### Data to use:
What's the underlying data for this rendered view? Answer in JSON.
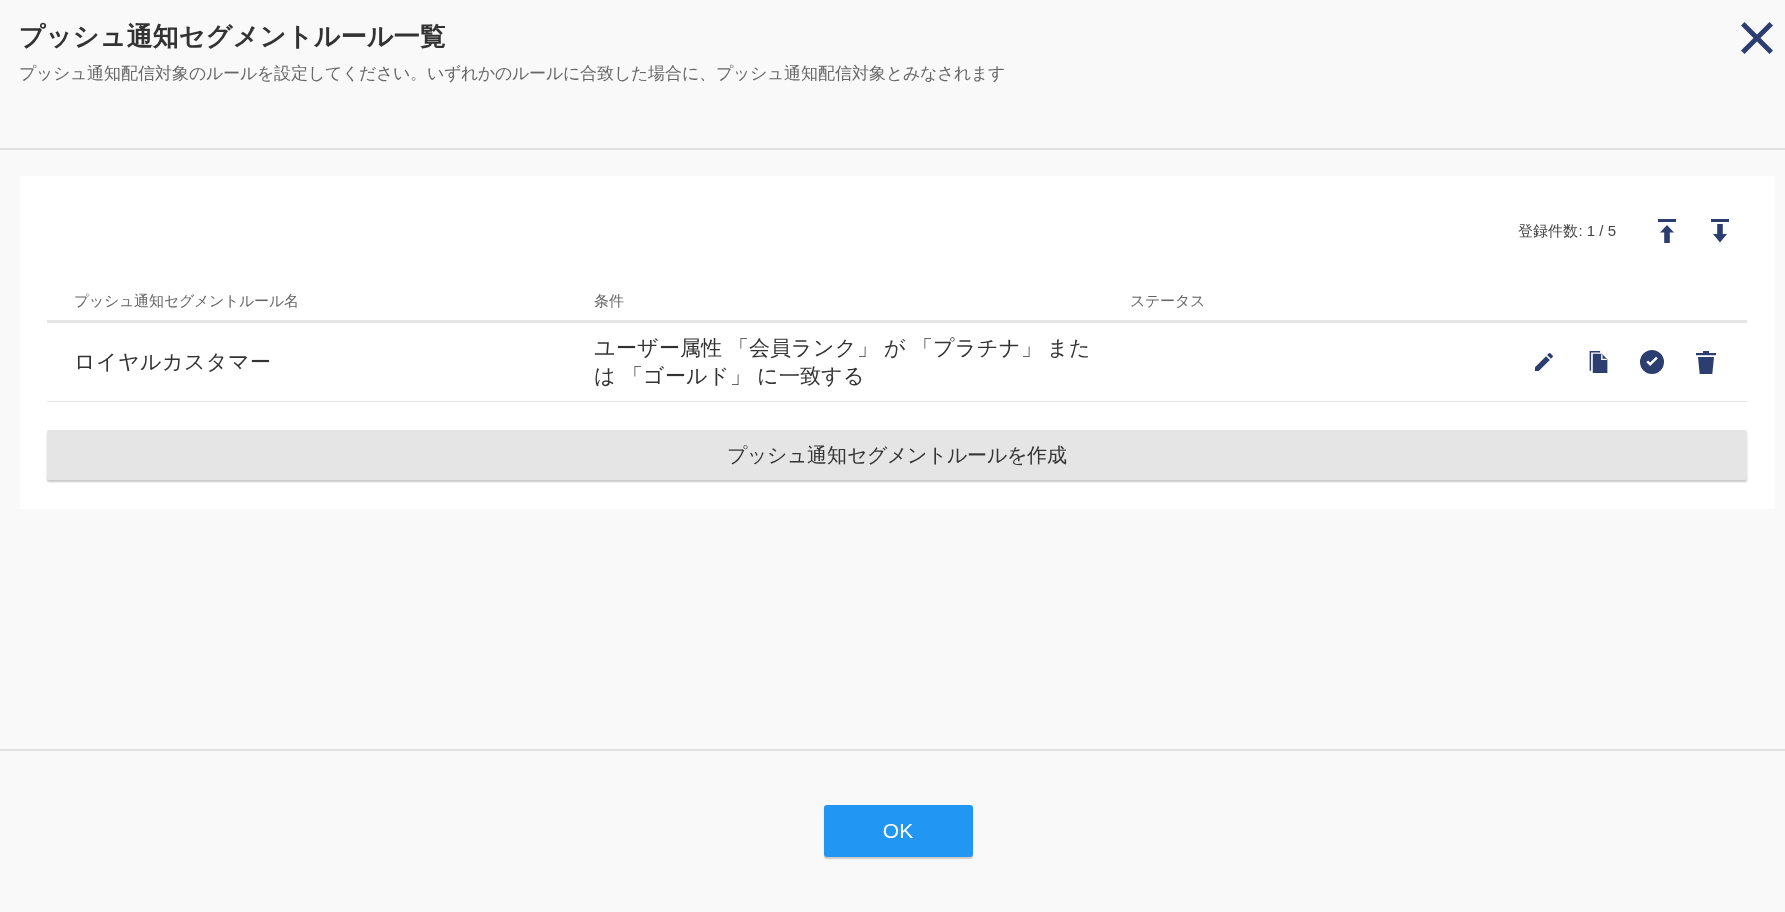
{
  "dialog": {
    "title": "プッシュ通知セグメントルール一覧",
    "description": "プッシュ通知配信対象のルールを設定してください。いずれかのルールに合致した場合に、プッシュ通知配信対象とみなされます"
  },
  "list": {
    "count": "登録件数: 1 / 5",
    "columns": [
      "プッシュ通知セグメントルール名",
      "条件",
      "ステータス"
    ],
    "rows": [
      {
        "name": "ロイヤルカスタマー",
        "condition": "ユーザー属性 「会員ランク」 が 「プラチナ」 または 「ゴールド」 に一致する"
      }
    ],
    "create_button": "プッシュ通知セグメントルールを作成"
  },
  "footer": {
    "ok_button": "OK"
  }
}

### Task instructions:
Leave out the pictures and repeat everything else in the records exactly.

### Your solution:
What's the underlying data for this rendered view? Answer in JSON.
{
  "dialog": {
    "title": "プッシュ通知セグメントルール一覧",
    "description": "プッシュ通知配信対象のルールを設定してください。いずれかのルールに合致した場合に、プッシュ通知配信対象とみなされます"
  },
  "list": {
    "count": "登録件数: 1 / 5",
    "columns": [
      "プッシュ通知セグメントルール名",
      "条件",
      "ステータス"
    ],
    "rows": [
      {
        "name": "ロイヤルカスタマー",
        "condition": "ユーザー属性 「会員ランク」 が 「プラチナ」 または 「ゴールド」 に一致する"
      }
    ],
    "create_button": "プッシュ通知セグメントルールを作成"
  },
  "footer": {
    "ok_button": "OK"
  }
}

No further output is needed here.